Adilifu Nama, a Cleveland native, moved west to Hawthrone at the age 9, and also became engrossed in the comic medium. Like Davis, he was a fan of the Black Panther and “Captain America,” but also Marvel characters like the Falcon and Luke Cage. The transition into high school and its various social “clichés” gave way to basketball and the hip-hop culture.
Rites of Passage
Moving on to college at Cal State Long Beach, Nama’s tastes transitioned to science fiction and the writings of Ray Bradbury and Isaac Asimov. While enjoyable, his main gripe with this genre was the failure to identify,( i.e. one did not see one’s self in these books or films). Cris crossing the coasts for graduate school, first at Howard University, and then back home to USC, he set his sights on a doctrine mixing film, race, and media in general. In following these pursuits, he had an epiphany of sorts with the release of “The Matrix” circa 1999.
For Nama, this was the “…first Black science fiction film,” in that it spoke to him personally. The characters of Neo (Keanu Reeves), Morpheus (Laurence Fishburne), and Oracle (Gloria Foster) infused his career as a scholar on the college level, first at Cal State Northridge, and now at Loyola Marymount University where he is a professor of African American Studies. A successful author, his bibliography includes “Black Space: Imagining Race in Science Fiction Film,” the first book to look at science fiction in terms of addressing the implications of racial discourse.

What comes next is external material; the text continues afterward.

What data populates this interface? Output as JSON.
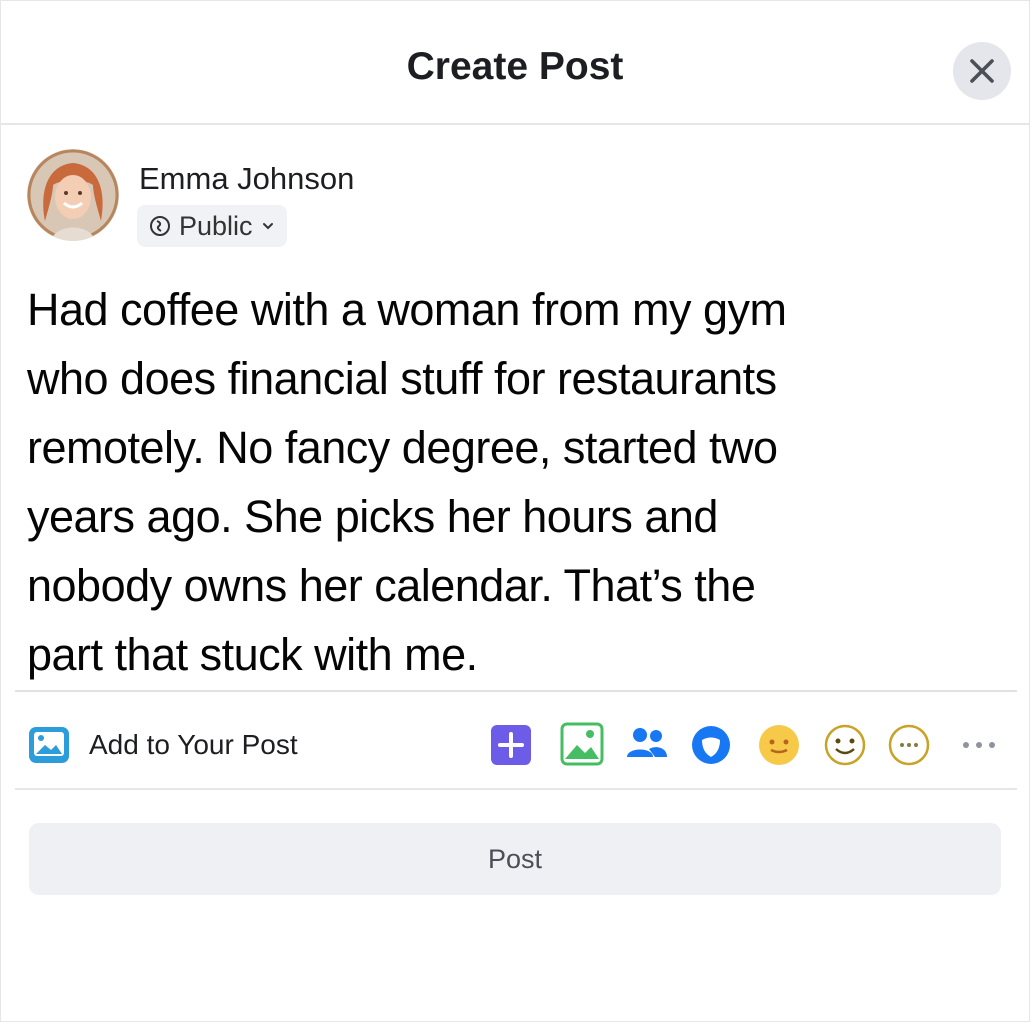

This was followed by “Super Black: American Pop Culture and Black Superheroes,” an attempt to look at the Black presence in main stream comics from a perspective other then that of the main stream. His third book, “Race on the QT: Blackness and the Films of Quentin Tarantino,” focuses on the filmography of this landmark director.
Next up is a treatise on the flamboyant cross-dressing, gender bending, hyper sexual musician titled “Prince and Race.” he eagerly awaits the premiere of “Black Panther.”
“Man, I cannot wait for that film to get on the big screen across the country!” he declares, admitting he plans to see it several times to properly critique its merits.
Phillips’ interest in the visual medium continued in his pursuit of a degree in graphics at Cal State Los Angeles. While there, he segued into the activist movement sweeping the country, contributing posters and what not in and around the campus. Moving on to the labor force, he engaged in several non-profit organizations while writing in his spare time. Outside of comics, a major influence was the pulp literature he devoured, including the gritty African American literature of the Holloway House Publishing imprint. Operating out of its Melrose Avenue. office, it marketed Black crime writers like Donald Goines, Joseph Nazel, and the iconic Iceberg Slim in a new genre called “urban fiction.”
He purchased these inner city gems locally at Hall’s Bookmark on Santa Barbara (now Martin Luther King Jr. Boulevard near Rodeo Road, and at World Book and News in Hollywood.
Keeping his “day job,” Phillips’ publishing debut came with “Violent Spring” (1994), a political mystery infused by the turmoil from the 1992 riot/uprising with private detective Ivan Monk looking into the firebombing of a Korean owned business. Monk’s exploits have become a series, and Phillips’background in activism and social consciousness continues in his writings, in short stories, hardcover, comics, and anthologies.